#### Brief
Before copying, set the pictures aside; then repeat every line below verbatim.

Start of The data

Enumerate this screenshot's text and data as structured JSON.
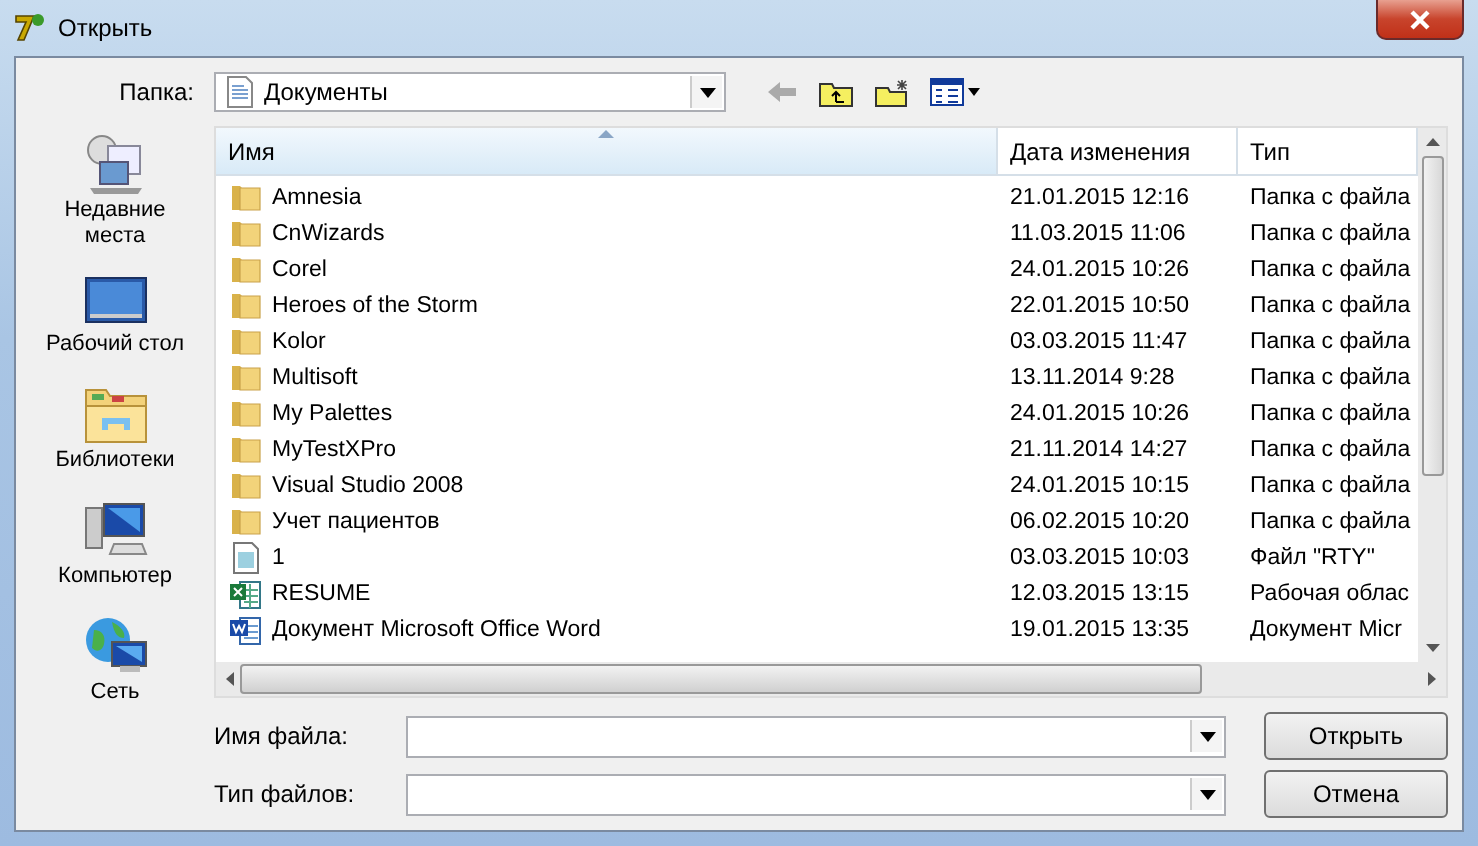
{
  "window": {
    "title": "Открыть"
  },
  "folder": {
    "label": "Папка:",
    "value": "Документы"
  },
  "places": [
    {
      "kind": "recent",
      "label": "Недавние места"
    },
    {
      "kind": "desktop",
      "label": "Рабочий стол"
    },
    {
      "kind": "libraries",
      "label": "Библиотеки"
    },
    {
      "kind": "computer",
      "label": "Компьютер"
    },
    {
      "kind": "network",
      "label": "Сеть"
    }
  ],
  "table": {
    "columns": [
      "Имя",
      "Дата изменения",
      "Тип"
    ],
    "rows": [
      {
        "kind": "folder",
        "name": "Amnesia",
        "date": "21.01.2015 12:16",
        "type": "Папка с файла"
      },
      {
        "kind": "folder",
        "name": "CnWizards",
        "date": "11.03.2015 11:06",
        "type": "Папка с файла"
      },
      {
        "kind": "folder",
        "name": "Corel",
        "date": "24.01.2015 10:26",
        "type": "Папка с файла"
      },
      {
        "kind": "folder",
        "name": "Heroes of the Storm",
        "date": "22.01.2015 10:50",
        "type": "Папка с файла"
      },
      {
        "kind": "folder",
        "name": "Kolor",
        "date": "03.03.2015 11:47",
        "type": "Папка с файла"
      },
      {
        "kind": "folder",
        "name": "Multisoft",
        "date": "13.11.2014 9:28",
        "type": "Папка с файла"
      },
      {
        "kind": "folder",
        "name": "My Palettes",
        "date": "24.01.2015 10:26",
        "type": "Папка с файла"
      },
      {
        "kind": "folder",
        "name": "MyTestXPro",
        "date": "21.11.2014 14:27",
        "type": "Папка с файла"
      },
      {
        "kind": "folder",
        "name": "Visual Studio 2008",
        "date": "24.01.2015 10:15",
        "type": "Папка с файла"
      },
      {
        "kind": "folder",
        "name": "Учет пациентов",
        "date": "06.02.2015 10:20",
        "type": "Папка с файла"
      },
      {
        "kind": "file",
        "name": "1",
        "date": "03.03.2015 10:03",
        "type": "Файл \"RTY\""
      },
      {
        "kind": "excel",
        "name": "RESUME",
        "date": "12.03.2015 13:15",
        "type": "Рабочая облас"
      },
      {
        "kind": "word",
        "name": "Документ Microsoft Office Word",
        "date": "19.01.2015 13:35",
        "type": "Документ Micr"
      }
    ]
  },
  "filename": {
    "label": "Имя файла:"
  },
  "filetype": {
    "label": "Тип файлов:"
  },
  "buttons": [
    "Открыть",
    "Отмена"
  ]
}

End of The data

#### Result for this exercise
Enumerate this screenshot's text and data as structured JSON.
{
  "window": {
    "title": "Открыть"
  },
  "folder": {
    "label": "Папка:",
    "value": "Документы"
  },
  "places": [
    {
      "kind": "recent",
      "label": "Недавние места"
    },
    {
      "kind": "desktop",
      "label": "Рабочий стол"
    },
    {
      "kind": "libraries",
      "label": "Библиотеки"
    },
    {
      "kind": "computer",
      "label": "Компьютер"
    },
    {
      "kind": "network",
      "label": "Сеть"
    }
  ],
  "table": {
    "columns": [
      "Имя",
      "Дата изменения",
      "Тип"
    ],
    "rows": [
      {
        "kind": "folder",
        "name": "Amnesia",
        "date": "21.01.2015 12:16",
        "type": "Папка с файла"
      },
      {
        "kind": "folder",
        "name": "CnWizards",
        "date": "11.03.2015 11:06",
        "type": "Папка с файла"
      },
      {
        "kind": "folder",
        "name": "Corel",
        "date": "24.01.2015 10:26",
        "type": "Папка с файла"
      },
      {
        "kind": "folder",
        "name": "Heroes of the Storm",
        "date": "22.01.2015 10:50",
        "type": "Папка с файла"
      },
      {
        "kind": "folder",
        "name": "Kolor",
        "date": "03.03.2015 11:47",
        "type": "Папка с файла"
      },
      {
        "kind": "folder",
        "name": "Multisoft",
        "date": "13.11.2014 9:28",
        "type": "Папка с файла"
      },
      {
        "kind": "folder",
        "name": "My Palettes",
        "date": "24.01.2015 10:26",
        "type": "Папка с файла"
      },
      {
        "kind": "folder",
        "name": "MyTestXPro",
        "date": "21.11.2014 14:27",
        "type": "Папка с файла"
      },
      {
        "kind": "folder",
        "name": "Visual Studio 2008",
        "date": "24.01.2015 10:15",
        "type": "Папка с файла"
      },
      {
        "kind": "folder",
        "name": "Учет пациентов",
        "date": "06.02.2015 10:20",
        "type": "Папка с файла"
      },
      {
        "kind": "file",
        "name": "1",
        "date": "03.03.2015 10:03",
        "type": "Файл \"RTY\""
      },
      {
        "kind": "excel",
        "name": "RESUME",
        "date": "12.03.2015 13:15",
        "type": "Рабочая облас"
      },
      {
        "kind": "word",
        "name": "Документ Microsoft Office Word",
        "date": "19.01.2015 13:35",
        "type": "Документ Micr"
      }
    ]
  },
  "filename": {
    "label": "Имя файла:"
  },
  "filetype": {
    "label": "Тип файлов:"
  },
  "buttons": [
    "Открыть",
    "Отмена"
  ]
}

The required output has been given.